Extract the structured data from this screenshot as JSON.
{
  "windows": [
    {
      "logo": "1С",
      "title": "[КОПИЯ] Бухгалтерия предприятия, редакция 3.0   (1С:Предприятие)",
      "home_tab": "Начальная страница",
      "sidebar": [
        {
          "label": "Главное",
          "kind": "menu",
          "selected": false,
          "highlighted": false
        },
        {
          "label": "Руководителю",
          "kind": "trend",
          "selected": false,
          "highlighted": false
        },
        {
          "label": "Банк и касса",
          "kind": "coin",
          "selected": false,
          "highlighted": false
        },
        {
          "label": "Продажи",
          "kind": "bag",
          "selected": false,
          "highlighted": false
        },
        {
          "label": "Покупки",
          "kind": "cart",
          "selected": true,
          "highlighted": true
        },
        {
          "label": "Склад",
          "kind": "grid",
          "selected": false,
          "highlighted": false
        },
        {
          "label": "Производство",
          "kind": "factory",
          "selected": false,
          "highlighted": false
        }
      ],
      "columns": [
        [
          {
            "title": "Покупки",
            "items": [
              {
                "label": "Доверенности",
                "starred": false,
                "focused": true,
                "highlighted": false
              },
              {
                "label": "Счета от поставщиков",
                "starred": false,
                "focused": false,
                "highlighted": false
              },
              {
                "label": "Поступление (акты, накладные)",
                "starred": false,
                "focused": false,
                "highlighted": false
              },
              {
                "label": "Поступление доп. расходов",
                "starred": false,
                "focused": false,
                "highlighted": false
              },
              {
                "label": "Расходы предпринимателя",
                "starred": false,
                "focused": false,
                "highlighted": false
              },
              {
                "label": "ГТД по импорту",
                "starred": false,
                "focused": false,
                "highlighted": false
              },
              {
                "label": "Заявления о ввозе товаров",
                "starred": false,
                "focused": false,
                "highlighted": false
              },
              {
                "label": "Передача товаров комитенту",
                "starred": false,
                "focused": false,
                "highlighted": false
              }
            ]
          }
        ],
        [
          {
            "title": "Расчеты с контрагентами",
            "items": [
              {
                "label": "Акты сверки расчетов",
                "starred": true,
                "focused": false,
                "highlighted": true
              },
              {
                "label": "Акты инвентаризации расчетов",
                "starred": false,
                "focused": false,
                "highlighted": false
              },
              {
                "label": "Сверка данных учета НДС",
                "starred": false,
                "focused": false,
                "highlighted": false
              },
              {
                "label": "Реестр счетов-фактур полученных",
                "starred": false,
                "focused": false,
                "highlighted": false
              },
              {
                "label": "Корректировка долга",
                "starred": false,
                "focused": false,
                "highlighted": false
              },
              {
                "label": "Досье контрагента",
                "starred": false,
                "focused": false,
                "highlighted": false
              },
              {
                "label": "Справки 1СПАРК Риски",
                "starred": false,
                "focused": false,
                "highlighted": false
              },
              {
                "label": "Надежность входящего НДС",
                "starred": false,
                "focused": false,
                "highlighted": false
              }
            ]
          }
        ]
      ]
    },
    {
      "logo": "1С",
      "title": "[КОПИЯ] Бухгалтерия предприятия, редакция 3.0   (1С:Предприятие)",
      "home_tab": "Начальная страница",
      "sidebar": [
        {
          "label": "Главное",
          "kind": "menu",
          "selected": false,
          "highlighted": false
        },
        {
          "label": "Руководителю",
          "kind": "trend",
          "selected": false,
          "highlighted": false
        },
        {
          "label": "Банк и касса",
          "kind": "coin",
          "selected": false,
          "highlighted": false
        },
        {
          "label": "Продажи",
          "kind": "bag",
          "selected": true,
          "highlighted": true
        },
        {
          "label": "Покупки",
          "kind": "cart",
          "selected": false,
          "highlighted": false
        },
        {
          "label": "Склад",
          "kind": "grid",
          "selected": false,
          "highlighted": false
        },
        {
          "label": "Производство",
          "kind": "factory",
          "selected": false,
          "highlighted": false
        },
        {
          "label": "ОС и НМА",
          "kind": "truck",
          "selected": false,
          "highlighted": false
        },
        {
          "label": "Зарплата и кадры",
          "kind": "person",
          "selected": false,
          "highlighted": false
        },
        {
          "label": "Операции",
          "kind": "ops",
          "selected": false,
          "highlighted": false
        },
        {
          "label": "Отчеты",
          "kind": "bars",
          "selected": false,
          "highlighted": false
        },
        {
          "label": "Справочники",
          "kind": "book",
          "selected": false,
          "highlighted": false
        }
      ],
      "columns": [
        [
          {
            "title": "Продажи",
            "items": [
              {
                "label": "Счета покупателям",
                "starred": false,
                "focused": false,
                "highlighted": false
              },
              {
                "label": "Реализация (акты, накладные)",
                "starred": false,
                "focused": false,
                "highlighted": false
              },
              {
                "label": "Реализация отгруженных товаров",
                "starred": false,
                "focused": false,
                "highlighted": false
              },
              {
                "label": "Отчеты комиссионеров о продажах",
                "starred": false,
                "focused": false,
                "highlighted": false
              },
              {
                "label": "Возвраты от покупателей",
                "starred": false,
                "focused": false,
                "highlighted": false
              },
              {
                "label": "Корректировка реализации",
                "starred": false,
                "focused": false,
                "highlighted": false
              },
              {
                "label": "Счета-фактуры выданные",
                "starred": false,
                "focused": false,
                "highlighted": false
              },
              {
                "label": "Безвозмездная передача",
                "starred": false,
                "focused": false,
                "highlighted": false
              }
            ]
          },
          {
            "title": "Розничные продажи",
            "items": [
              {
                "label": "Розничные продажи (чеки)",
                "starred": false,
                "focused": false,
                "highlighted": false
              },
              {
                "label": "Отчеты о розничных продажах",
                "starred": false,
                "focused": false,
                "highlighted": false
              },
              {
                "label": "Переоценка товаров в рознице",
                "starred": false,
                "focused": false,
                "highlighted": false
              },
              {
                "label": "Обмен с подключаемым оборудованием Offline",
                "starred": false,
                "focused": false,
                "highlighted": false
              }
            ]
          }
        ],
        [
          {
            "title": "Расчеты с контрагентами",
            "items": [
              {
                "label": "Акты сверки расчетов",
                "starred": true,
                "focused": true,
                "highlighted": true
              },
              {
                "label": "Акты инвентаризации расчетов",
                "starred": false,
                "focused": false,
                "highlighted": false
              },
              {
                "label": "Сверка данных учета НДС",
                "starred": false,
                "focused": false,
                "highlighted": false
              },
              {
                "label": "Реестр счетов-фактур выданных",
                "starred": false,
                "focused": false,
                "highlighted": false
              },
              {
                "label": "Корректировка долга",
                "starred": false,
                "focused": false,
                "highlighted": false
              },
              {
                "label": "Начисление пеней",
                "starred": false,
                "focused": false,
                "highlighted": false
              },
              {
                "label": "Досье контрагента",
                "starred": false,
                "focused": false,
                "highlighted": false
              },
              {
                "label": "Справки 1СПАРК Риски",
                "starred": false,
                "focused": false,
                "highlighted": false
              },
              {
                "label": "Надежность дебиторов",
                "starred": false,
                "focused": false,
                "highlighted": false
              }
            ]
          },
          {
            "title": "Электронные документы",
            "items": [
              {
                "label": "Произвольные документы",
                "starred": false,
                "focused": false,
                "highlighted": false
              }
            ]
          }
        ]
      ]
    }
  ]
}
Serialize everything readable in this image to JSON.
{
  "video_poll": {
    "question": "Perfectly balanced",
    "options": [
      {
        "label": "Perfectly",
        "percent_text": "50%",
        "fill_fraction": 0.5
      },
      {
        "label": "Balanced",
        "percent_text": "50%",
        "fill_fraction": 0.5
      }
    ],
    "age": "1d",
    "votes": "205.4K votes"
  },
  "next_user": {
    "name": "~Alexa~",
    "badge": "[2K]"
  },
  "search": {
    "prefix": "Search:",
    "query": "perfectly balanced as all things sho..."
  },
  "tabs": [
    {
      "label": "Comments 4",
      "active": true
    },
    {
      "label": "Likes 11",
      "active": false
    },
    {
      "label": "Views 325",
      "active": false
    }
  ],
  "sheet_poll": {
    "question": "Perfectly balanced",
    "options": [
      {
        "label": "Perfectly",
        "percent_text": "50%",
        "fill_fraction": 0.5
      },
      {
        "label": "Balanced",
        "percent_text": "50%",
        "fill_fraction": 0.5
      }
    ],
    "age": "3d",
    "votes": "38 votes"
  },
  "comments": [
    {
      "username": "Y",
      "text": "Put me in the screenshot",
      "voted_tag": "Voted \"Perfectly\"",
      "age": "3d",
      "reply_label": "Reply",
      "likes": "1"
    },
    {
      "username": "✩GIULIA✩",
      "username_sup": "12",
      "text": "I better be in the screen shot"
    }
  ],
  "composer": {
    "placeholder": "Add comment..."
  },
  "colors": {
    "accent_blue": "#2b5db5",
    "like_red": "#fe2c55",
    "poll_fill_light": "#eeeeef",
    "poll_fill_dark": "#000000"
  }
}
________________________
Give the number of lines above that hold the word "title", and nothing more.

8